Photo courtesy of bitcoinexchangeguide.com
If worrying about one of the biggest golf tournaments of the year wasn’t enough, the Professional Golfers’ Association of America (PGA) now must deal with a ransomware attack. On Tuesday (August 7th), Golfweek reported that computers at the PGA’s offices were infected with ransomware when ransom notes started appearing on employees’ screens.
PGA Ransomware Attack
“Your network has been penetrated… All files on each host in the network have been encrypted with strong algorythm.” This is what appeared on the screens of employees of the PGA. Due to the misspelling of “algorithm” and after initial analysis, it’s believed the PGA was most likely infected with BitPaymer ransomware. While the amount of ransom demanded is unknown, the hackers reportedly offered to decrypt two files for free as a confidence-building measure to entice officials at the PGA to pay the entire ransom. The timing of the attack couldn’t be worse as the PGA is hosting the PGA Championship which began on Thursday and will also be hosting the Ryder Cup at the end of September.
Along with the perfect timing (for the hackers), there is currently no decryptor available for BitPaymer ransomware. “At this time, there is no way to decrypt files encrypted by Bitpaymer without paying the ransom, so files need to be restored from backups,” said Allan Liska, senior security architect at Recorded Future.
BitPaymer has been around the ransomware scene for a while, but it has kept a pretty low profile until now. Like the popular form of ransomware, SamSam, BitPaymer usually targets organizations by hacking Remote Desktop Services connected to the Internet. Once the network has been penetrated, hackers will encrypt every computer they are able to access. The most recent variants of BitPaymer append ‘.locked’ to encrypted files and place a ransom note that shows up as the same name of the file encrypted with ‘.readme_txt’ appended to it. For example, if a file named ‘PGAChampionship.txt was encrypted, it would now show up as ‘PGAChampionship.locked.’ Furthermore, the ransom note would show up as ‘PGAChampionship.readme_txt.’
As mentioned before, the ransom demanded for PGA’s attack is unknown, however, recent ransomware attacks from BitPaymer have had ransoms as much as 53 bitcoins. Translated to U.S. dollars, this would be roughly $350,000.

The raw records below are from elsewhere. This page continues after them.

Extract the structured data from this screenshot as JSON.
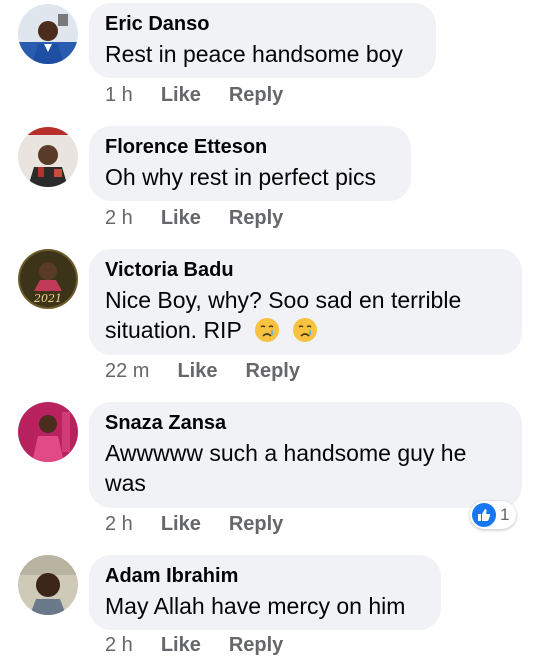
{
  "comments": [
    {
      "author": "Eric Danso",
      "text": "Rest in peace handsome boy",
      "time": "1 h",
      "like_label": "Like",
      "reply_label": "Reply"
    },
    {
      "author": "Florence Etteson",
      "text": "Oh why rest in perfect pics",
      "time": "2 h",
      "like_label": "Like",
      "reply_label": "Reply"
    },
    {
      "author": "Victoria Badu",
      "text_line1": "Nice Boy, why? Soo sad en terrible",
      "text_line2": "situation. RIP",
      "emojis": [
        "crying-face-icon",
        "crying-face-icon"
      ],
      "avatar_caption": "2021",
      "time": "22 m",
      "like_label": "Like",
      "reply_label": "Reply"
    },
    {
      "author": "Snaza Zansa",
      "text_line1": "Awwwww such a handsome guy he",
      "text_line2": "was",
      "time": "2 h",
      "like_label": "Like",
      "reply_label": "Reply",
      "reaction": {
        "icon": "thumbs-up-icon",
        "count": "1"
      }
    },
    {
      "author": "Adam Ibrahim",
      "text": "May Allah have mercy on him",
      "time": "2 h",
      "like_label": "Like",
      "reply_label": "Reply"
    }
  ],
  "colors": {
    "bubble_bg": "#f0f2f5",
    "meta_text": "#65676b",
    "like_blue": "#1877f2"
  }
}
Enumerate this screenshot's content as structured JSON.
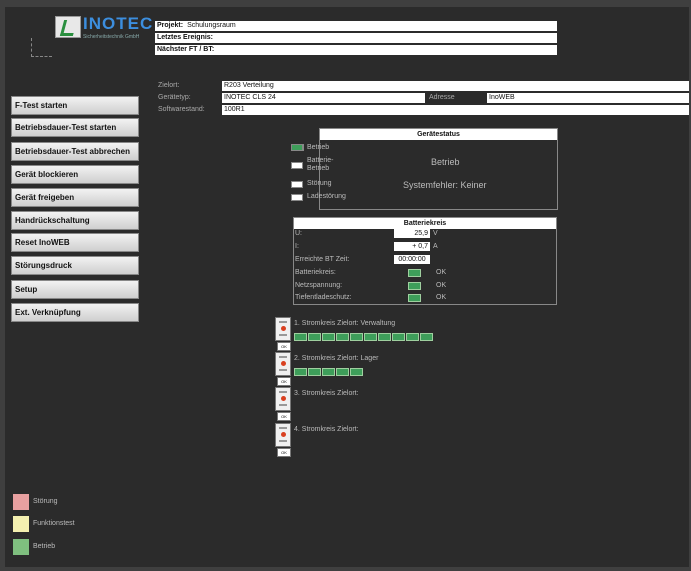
{
  "brand": {
    "name": "INOTEC",
    "subtitle": "Sicherheitstechnik GmbH"
  },
  "header": {
    "projekt_label": "Projekt:",
    "projekt_value": "Schulungsraum",
    "letztes_ereignis_label": "Letztes Ereignis:",
    "letztes_ereignis_value": "",
    "naechster_label": "Nächster FT / BT:",
    "naechster_value": ""
  },
  "device": {
    "zielort_label": "Zielort:",
    "zielort_value": "R203 Verteilung",
    "geraetetyp_label": "Gerätetyp:",
    "geraetetyp_value": "INOTEC CLS 24",
    "adresse_label": "Adresse",
    "adresse_value": "InoWEB",
    "software_label": "Softwarestand:",
    "software_value": "100R1"
  },
  "sidebar": {
    "buttons": [
      "F-Test starten",
      "Betriebsdauer-Test starten",
      "Betriebsdauer-Test abbrechen",
      "Gerät blockieren",
      "Gerät freigeben",
      "Handrückschaltung",
      "Reset InoWEB",
      "Störungsdruck",
      "Setup",
      "Ext. Verknüpfung"
    ]
  },
  "geraetestatus": {
    "title": "Gerätestatus",
    "rows": [
      {
        "label": "Betrieb",
        "color": "#3e9e5a"
      },
      {
        "label": "Batterie-\nBetrieb",
        "color": "#ffffff"
      },
      {
        "label": "Störung",
        "color": "#ffffff"
      },
      {
        "label": "Ladestörung",
        "color": "#ffffff"
      }
    ],
    "status_text": "Betrieb",
    "error_text": "Systemfehler: Keiner"
  },
  "batteriekreis": {
    "title": "Batteriekreis",
    "u_label": "U:",
    "u_value": "25,9",
    "u_unit": "V",
    "i_label": "I:",
    "i_value": "+ 0,7",
    "i_unit": "A",
    "bt_label": "Erreichte BT Zeit:",
    "bt_value": "00:00:00",
    "status_rows": [
      {
        "label": "Batteriekreis:",
        "value": "OK"
      },
      {
        "label": "Netzspannung:",
        "value": "OK"
      },
      {
        "label": "Tiefentladeschutz:",
        "value": "OK"
      }
    ]
  },
  "stromkreise": [
    {
      "title": "1. Stromkreis Zielort: Verwaltung",
      "lamps": 10,
      "ok_label": "OK"
    },
    {
      "title": "2. Stromkreis Zielort: Lager",
      "lamps": 5,
      "ok_label": "OK"
    },
    {
      "title": "3. Stromkreis Zielort:",
      "lamps": 0,
      "ok_label": "OK"
    },
    {
      "title": "4. Stromkreis Zielort:",
      "lamps": 0,
      "ok_label": "OK"
    }
  ],
  "legend": [
    {
      "label": "Störung",
      "color": "#e8a0a0"
    },
    {
      "label": "Funktionstest",
      "color": "#f4f0b0"
    },
    {
      "label": "Betrieb",
      "color": "#7fbf7f"
    }
  ]
}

Fortunately for golf fans, ransomware attacks don’t affect the physical game of golf. While the attack is certainly causing headaches for employees around the PGA, the PGA Championship is being played as scheduled, and we will be able to watch Tiger on the quest for his 15th major championship.